3 Pages

Device closure of patent foramen ovale with the Cardia Intrasept device

WithMassimo Chessa, Gianfranco Butera, Mario Carminati

Following the introduction of the Cardia PFOOccluder (Cardia, Inc Burnsville, MN) in 1998, it has been systematically modified without changing the general concept of the device, which consists of a double umbrella design with Ivalon sails mounted on Nitinol wires. The sails (0.5 mm thick) are attached to the struts with polypropylene sutures. The free end of each of the stiff Nitinol ‘arms’ is blunted with a smooth metal tip, in order to prevent their digging into the tissues.

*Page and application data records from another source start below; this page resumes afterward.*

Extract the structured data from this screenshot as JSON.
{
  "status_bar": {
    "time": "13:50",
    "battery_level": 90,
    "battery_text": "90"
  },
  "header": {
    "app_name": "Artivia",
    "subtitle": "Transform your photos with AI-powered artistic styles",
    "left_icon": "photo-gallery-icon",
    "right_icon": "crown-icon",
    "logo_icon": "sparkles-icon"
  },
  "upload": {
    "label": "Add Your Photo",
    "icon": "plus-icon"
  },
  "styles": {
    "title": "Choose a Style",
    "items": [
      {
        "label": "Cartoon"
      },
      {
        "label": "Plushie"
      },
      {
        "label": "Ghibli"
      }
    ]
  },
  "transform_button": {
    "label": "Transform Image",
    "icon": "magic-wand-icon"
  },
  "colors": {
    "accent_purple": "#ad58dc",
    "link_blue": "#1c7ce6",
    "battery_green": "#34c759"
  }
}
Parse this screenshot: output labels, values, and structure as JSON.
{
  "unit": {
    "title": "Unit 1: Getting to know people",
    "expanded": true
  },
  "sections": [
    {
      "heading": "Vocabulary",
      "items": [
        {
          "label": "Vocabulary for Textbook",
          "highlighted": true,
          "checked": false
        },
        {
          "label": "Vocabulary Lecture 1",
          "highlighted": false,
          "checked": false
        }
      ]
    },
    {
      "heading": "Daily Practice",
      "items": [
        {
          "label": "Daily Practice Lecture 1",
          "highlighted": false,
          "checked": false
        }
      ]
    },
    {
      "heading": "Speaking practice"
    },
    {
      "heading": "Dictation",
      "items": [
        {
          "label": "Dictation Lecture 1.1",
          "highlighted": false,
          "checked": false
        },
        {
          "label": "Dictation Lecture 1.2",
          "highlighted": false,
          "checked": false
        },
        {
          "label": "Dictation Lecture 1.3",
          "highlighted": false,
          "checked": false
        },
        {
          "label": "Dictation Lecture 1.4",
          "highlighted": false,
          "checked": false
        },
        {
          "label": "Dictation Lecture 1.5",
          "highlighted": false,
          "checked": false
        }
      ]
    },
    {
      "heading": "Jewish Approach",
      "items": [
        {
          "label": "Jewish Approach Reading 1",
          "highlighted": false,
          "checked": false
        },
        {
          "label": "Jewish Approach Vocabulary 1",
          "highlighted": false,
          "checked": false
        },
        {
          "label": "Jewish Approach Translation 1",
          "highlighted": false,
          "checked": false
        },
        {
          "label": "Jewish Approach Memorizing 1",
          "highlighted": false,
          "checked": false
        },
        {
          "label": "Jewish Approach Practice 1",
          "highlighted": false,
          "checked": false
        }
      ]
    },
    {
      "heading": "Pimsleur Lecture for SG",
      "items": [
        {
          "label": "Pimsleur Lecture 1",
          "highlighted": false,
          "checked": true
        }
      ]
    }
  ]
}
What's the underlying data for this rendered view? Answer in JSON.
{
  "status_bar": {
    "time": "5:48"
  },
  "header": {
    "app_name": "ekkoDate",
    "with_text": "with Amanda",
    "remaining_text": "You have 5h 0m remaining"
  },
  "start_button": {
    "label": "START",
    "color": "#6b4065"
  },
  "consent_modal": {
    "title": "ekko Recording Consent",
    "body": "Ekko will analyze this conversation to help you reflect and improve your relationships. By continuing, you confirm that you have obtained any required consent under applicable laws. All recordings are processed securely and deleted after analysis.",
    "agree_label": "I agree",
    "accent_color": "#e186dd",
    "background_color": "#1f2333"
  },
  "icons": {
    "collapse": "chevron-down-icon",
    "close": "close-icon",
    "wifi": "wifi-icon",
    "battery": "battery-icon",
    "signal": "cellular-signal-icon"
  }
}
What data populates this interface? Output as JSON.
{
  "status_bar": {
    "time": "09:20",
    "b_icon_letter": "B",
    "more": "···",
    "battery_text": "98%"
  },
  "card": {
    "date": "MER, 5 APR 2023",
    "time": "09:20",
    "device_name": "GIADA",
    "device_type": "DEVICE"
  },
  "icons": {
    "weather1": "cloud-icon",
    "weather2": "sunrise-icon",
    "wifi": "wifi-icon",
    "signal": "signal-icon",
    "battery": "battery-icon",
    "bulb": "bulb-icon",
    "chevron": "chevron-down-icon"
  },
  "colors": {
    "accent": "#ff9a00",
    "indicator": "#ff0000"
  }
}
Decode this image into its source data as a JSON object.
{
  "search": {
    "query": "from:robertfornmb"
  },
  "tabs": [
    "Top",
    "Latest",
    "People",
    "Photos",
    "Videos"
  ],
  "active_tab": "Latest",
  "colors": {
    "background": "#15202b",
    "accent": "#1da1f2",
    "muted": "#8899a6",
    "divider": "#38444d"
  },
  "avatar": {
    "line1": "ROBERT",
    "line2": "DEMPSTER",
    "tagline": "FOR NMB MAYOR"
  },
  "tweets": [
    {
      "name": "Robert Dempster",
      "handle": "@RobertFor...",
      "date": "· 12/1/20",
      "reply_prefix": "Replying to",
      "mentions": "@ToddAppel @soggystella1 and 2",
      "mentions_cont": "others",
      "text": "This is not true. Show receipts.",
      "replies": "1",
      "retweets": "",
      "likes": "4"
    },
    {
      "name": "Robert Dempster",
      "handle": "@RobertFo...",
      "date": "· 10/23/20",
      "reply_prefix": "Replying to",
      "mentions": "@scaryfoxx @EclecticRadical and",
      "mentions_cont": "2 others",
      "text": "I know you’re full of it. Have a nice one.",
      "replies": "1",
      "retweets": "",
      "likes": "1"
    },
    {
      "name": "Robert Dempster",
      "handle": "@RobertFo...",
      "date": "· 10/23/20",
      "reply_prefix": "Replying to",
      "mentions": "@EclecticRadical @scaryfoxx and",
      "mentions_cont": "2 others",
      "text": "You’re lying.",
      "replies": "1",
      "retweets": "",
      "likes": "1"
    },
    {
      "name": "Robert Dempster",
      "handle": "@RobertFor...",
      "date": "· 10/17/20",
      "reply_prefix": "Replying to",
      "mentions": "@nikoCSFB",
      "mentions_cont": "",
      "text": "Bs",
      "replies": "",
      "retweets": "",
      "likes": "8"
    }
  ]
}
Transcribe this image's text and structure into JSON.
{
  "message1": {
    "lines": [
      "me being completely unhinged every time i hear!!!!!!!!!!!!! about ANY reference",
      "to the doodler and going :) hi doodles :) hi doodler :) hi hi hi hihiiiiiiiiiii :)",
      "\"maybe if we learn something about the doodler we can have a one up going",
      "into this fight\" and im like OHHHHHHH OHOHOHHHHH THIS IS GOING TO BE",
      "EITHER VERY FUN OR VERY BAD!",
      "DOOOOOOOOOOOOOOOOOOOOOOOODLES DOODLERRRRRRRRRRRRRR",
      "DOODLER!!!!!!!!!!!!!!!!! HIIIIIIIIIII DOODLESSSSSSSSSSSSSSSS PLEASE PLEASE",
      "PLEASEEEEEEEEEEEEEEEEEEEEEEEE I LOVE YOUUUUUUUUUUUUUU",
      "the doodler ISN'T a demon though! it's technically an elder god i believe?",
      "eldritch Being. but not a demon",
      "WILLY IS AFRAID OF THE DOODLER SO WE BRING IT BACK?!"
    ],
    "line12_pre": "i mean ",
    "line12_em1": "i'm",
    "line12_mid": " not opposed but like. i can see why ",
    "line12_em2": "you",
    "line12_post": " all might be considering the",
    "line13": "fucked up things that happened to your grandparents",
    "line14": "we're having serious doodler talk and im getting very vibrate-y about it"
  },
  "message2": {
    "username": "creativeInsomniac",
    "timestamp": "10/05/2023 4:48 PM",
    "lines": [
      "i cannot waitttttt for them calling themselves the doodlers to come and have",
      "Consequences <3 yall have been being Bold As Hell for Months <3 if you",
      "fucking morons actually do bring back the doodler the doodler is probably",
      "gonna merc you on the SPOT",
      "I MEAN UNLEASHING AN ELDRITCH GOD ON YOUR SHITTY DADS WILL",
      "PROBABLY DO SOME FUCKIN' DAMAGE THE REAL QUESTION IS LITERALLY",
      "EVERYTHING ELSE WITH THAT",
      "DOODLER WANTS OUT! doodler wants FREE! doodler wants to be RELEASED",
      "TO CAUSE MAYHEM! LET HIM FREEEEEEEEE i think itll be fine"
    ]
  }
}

The last generation (IV) of the device is called Intrasept (Figure 28.1). The peculiarity is the dual articulating sails with a titanium center post and struts with 19 individual strands of Nitinol that are supposed to maximize fatigue resistance, reducing the risk of wire fracture. The device is available in 20, 25, 30, and 35 mm sizes.The size represents the maximum diameter of the umbrella when measured from tip to tip of an arm. The Cardia device comes as a Cardia PFO kit, which

includes a delivery cable and a 5 French bioptome. Each jaw of the bioptome has a tiny notch which creates a small hole when they are closed. In addition to the hole in the jaws, there is a very secure locking screw mechanism at the proximal end of the delivery cable. The legs of the Cardia devices are flexible from the center, but the individual legs do not bend or flex at any point.This characteristic makes them less conforming to a constraining tunnel; the titanium pivoting center post of the IV generation is supposed to help in this case.